guide to lies

A Field Guide to Lies: Critical Thinking in the Information Age by Daniel J. Levitin, Dutton Penguin Random House, New York, 2016 ($28)

Daniel Levitin is dean of Social Sciences at Minerva Schools at KGI in San Francisco and is also on the faculty at the Center for Executive Education in the Haas School of Business at UC Berkeley. His book, “This is Your Brain on Music: The Science of a Human Obsession” was an amazing best seller and memorable in every way as an investigation into the relation between creativity, brain science and the art of music. His new book, “A Field Guide to Lies” is both timely and important—as well as a joy to read. These days, as lies, half-truths, “false news” and “alternative facts” bubble to the surface in our sewer of political garbage, maybe a handbook to critical thinking (for laymen, but not dumbed down) is just the ticket. It should be required reading for not just for voters, but also for everybody. Most of us are bombarded by bullshit anyway, so why not brush up on our bullshit detection skills?

Levitin uses “evaluation skills” as a basic that we all need. How do we evaluate numbers that are thrown our way to convince us of something? How do we evaluate words couched in scientific terms designed to sway us one way or the other? And how do we evaluate the world using scientific thinking and Bayesian logic? (If you don’t know Bayesian logic, you soon will…). Evaluating numbers requires us to understand what’s plausible, how averages, means, medians and bi-modals work, how playing with the axis of a graph can change one’s perception of “reality”, how numbers are collected and reported and, most importantly, “probability”. In fact, probability is probably the most misunderstood concept in the “numbers game” and Levitin explains it beautifully. Evaluating words requires us to understand the limits of knowledge in general and what constitutes expertise, how explanations gain their power and from what source, and to diagnose “counter-knowledge” (what Trumpians call “alternative facts”). Finally, Levitin provides the reader a short course on scientific method and knowledge, logical fallacy and Baynesian thinking in science and in court.

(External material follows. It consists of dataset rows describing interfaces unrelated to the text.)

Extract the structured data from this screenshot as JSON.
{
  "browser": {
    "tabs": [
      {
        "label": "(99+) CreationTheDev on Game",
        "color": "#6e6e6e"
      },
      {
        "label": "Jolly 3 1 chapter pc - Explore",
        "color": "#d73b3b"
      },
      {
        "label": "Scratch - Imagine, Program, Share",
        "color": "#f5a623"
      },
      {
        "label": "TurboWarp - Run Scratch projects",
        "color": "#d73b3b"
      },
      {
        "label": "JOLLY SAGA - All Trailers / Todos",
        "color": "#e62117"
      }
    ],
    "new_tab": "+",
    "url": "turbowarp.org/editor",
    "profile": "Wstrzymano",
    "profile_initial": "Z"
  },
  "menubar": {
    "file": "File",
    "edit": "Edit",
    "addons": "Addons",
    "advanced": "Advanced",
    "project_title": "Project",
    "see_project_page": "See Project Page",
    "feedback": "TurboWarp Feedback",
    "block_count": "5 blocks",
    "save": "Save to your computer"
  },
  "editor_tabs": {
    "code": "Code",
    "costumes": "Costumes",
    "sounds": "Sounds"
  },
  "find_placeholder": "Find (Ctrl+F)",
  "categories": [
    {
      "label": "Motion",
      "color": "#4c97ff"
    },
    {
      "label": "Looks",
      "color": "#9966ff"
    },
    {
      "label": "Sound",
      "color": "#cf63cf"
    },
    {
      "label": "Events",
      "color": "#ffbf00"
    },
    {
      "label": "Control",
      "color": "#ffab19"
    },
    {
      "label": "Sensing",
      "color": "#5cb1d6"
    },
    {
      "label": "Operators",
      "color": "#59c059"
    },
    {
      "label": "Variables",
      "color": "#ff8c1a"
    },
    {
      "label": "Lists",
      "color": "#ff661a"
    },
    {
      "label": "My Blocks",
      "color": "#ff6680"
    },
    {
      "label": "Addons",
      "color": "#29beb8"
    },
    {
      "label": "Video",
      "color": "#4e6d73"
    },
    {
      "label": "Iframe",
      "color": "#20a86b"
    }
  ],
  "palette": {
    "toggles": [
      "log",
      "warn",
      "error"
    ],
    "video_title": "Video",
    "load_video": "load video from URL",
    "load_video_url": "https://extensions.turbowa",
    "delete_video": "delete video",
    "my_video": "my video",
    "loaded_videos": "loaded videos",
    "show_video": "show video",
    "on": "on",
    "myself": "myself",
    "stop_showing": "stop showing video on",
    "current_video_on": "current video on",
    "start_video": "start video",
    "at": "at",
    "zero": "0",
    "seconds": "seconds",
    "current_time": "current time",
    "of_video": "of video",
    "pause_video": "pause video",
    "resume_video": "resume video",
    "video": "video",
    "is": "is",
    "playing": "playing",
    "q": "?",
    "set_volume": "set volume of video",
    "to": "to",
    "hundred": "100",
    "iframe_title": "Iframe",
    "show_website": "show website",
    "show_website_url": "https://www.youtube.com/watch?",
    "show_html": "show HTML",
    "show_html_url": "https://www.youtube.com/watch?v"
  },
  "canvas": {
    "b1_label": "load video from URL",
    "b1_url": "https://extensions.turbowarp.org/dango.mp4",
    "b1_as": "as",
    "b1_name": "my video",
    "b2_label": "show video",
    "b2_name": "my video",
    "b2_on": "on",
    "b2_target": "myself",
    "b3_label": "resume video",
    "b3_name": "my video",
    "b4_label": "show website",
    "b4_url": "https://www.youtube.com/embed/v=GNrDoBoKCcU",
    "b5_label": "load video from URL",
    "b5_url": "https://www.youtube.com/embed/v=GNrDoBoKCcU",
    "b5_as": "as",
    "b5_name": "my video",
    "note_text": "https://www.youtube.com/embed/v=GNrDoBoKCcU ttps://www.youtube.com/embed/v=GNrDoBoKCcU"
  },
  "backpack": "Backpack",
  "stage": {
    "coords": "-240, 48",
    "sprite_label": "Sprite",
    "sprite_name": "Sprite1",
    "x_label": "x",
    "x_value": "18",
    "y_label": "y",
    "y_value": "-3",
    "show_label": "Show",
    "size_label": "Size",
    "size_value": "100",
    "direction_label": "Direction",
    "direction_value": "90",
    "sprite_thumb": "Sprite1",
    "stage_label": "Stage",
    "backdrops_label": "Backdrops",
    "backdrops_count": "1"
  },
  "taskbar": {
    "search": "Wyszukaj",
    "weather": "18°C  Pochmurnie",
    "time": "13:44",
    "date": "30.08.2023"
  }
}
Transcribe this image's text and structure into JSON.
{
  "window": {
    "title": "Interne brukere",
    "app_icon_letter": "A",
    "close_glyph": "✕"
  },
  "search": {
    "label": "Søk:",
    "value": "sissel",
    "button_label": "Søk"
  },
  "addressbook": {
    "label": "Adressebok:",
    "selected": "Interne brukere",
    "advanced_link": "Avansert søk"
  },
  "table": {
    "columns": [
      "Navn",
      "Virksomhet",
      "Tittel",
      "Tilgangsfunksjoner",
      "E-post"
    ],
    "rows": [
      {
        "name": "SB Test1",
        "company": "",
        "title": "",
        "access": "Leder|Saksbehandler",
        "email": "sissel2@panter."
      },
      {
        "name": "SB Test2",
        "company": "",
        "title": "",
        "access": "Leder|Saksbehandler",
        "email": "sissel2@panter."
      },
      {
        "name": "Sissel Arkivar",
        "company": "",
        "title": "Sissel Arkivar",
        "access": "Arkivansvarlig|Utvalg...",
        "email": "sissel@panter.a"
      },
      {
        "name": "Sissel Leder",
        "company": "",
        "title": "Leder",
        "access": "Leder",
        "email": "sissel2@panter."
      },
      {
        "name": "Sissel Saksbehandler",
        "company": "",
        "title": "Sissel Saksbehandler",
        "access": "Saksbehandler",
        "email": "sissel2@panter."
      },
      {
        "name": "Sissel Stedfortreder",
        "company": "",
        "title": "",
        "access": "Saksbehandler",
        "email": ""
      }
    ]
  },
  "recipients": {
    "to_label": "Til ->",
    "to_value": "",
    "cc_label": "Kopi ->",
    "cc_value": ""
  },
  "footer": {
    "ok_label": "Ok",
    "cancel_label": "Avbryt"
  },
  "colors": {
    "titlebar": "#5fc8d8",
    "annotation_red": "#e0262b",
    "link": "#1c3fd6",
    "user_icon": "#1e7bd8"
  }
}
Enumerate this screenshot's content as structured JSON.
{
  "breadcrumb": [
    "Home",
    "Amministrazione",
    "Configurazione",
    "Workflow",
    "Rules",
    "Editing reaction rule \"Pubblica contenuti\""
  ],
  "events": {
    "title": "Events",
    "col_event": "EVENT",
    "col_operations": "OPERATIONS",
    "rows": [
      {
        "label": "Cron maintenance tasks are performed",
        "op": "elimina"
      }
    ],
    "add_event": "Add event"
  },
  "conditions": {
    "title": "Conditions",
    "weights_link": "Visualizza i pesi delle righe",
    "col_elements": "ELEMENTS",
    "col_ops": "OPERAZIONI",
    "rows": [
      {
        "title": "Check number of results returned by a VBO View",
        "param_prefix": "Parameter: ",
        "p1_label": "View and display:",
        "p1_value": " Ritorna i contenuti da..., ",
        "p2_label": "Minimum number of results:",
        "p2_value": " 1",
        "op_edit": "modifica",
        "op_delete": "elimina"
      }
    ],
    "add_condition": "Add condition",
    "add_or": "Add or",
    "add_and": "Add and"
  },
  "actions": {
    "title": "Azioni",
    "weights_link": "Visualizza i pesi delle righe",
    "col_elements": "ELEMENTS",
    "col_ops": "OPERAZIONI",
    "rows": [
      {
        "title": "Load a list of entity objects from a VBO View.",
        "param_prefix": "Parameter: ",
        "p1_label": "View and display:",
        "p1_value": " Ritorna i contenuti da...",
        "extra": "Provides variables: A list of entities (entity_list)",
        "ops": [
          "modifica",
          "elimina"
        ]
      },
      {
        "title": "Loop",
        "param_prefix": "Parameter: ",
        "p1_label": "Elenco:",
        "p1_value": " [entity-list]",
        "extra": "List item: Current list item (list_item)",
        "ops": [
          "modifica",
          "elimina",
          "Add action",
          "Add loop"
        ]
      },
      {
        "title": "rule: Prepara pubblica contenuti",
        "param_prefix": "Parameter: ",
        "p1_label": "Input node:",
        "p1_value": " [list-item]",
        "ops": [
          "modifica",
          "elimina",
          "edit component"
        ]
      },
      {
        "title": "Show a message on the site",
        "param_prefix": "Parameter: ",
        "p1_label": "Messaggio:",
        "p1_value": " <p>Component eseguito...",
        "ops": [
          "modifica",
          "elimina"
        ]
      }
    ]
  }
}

It may seem hopeless that in our current political and social climate that this country might come to its senses. Superstition, hate, false doctrine and suspicion seem to rule. The sooner critical thinking takes hold, the better.